Civic leaders say the state government’s new koala strategy does little to preserve the region’s thriving koala population.
Campbelltown MP Greg Warren and Wollondilly mayor Judith Hannan are not impressed with the strategy because it does not go far enough to preserve the only disease-free koala colony in the state.
The state government announced a strategy to provide more natural habitat for koalas, tackle diseases, improve research and fix roadkill hotspots.
Picton Road is one hotspot location where new fences will be built to prevent koalas getting on the road and hopefully stop them being killed by motorists.
As part of the strategy, plans will be drawn up to protect koalas along Appin Road.
“The NSW Koala Strategy does not adequately address the importance of conserving the healthy koala population of south western Sydney,” Cr Hannan said.
“Wollondilly Council requests the state government prepare a conservation management plan to protect these koalas and their habitat corridors as a matter of urgency.”
The region’s unique koala population is estimated to number between 350 to 400, based on research carried out by University of Western Sydney professor Rob Close and comprehensive survey work coordinated by the NSW Office of Environment and Heritage for the Wollondilly Koala Conservation Project.
There has been a series of social media posts in recent weeks showing koalas hit by cars along Appin Road.
Eight koalas have been killed by cars on Appin Road in the last two months.
Nine koalas were killed on Appin and Picton roads during the last two weeks of August 2017.
Mr Warren said the strategy included “no concrete plans to protect koalas along Appin Road”.
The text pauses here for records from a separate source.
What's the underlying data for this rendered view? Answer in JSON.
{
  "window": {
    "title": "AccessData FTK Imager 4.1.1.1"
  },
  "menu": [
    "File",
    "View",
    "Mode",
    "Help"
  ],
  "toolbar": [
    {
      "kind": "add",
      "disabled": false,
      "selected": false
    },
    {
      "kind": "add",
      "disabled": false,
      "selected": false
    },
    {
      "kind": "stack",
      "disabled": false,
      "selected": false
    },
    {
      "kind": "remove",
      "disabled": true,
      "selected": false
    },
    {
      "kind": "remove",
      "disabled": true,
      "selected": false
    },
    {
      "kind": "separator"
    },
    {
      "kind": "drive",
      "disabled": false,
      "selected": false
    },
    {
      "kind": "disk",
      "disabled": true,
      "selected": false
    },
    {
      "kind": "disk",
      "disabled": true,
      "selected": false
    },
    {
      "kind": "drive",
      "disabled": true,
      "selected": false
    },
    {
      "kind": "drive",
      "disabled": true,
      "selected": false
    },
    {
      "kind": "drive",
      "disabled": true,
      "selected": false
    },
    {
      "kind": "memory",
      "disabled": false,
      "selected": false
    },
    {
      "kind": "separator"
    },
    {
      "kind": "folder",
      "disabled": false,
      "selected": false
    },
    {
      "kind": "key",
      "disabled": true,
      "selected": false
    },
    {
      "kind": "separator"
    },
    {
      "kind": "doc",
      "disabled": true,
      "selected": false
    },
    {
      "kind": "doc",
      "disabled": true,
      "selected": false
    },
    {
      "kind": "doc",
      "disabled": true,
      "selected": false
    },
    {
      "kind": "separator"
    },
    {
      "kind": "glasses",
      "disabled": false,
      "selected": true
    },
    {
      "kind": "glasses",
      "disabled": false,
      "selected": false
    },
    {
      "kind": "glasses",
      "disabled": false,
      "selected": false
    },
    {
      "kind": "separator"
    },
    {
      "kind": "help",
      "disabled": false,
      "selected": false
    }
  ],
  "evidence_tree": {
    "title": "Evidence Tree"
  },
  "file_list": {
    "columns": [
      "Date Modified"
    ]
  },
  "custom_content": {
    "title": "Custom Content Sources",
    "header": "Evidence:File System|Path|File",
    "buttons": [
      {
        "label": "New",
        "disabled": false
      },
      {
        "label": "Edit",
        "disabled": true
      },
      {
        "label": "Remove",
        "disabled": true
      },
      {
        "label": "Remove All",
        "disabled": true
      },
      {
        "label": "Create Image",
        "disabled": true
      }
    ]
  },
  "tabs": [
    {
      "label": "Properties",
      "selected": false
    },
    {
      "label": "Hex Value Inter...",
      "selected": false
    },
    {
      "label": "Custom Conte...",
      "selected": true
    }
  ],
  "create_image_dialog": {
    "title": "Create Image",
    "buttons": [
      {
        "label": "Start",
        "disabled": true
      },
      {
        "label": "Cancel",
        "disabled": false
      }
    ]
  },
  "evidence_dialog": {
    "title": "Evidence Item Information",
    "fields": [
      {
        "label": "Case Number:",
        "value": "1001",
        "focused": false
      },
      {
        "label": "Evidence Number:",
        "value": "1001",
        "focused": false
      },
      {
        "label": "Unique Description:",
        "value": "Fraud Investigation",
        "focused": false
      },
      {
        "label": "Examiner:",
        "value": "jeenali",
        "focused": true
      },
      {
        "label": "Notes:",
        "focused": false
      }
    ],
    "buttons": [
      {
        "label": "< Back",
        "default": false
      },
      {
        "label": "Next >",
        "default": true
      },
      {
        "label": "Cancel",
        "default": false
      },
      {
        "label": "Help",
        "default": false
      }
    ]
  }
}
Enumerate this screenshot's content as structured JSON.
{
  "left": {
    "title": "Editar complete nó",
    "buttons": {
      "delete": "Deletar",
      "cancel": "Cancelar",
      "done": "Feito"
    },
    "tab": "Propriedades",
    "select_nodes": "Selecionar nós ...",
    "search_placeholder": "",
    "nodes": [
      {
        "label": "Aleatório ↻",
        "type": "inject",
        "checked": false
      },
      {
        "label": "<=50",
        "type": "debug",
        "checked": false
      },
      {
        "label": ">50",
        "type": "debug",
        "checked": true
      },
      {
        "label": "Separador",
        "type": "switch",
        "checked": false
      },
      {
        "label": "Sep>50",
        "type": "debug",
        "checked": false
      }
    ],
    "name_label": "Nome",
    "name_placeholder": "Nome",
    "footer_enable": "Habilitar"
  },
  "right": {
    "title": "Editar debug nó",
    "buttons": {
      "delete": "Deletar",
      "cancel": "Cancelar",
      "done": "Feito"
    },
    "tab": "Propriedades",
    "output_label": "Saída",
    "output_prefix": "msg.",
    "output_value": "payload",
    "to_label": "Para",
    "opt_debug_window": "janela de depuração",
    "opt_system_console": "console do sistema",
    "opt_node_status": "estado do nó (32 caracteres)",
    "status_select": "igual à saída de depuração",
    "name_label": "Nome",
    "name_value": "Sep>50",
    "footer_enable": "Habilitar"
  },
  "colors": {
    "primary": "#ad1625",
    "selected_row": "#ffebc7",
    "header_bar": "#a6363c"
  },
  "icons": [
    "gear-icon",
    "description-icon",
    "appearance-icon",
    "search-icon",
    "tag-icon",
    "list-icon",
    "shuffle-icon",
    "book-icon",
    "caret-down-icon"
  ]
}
He said the strategy was evidence the state government was ignoring the urgent need to protect Campbelltown’s koala population ahead of large planned development to the south of Campbelltown which threatens the koala’s habitat.
“For the state government to launch a koala strategy that fails to recognise the significance of Campbelltown’s disease-free koala colony is absolutely appalling,” Mr Warren said.
“Unless the government acknowledges the problem and takes urgent action to protect our koalas, our local koala colony will continue to be decimated.
“Wildlife activists, the council and our community are all on the same page about the urgent need for overpasses/underpasses and exclusion fencing along Appin Road – when will the state government get the memo?”
Wollondilly Council’s environmental outcomes manager Alex Stengl said Allens Creek area in Wilton had been identified as a critical corridor for breeding koalas and also a koala road kill hotspot.
The mayor said the recent decision by the Department of Planning and Environment to rezone South East Wilton threatened to bisect the southern portion of the vital Allens Creek koala corridor.
The council executive are disappointed there was no funding assistance for the provision of koala care facilities in south western Sydney nor any announcement for additional funding for scientific research in the area.
To sign the council’s koala petition, visit: www.engage.wollondilly.nsw.gov.au/wilton-koala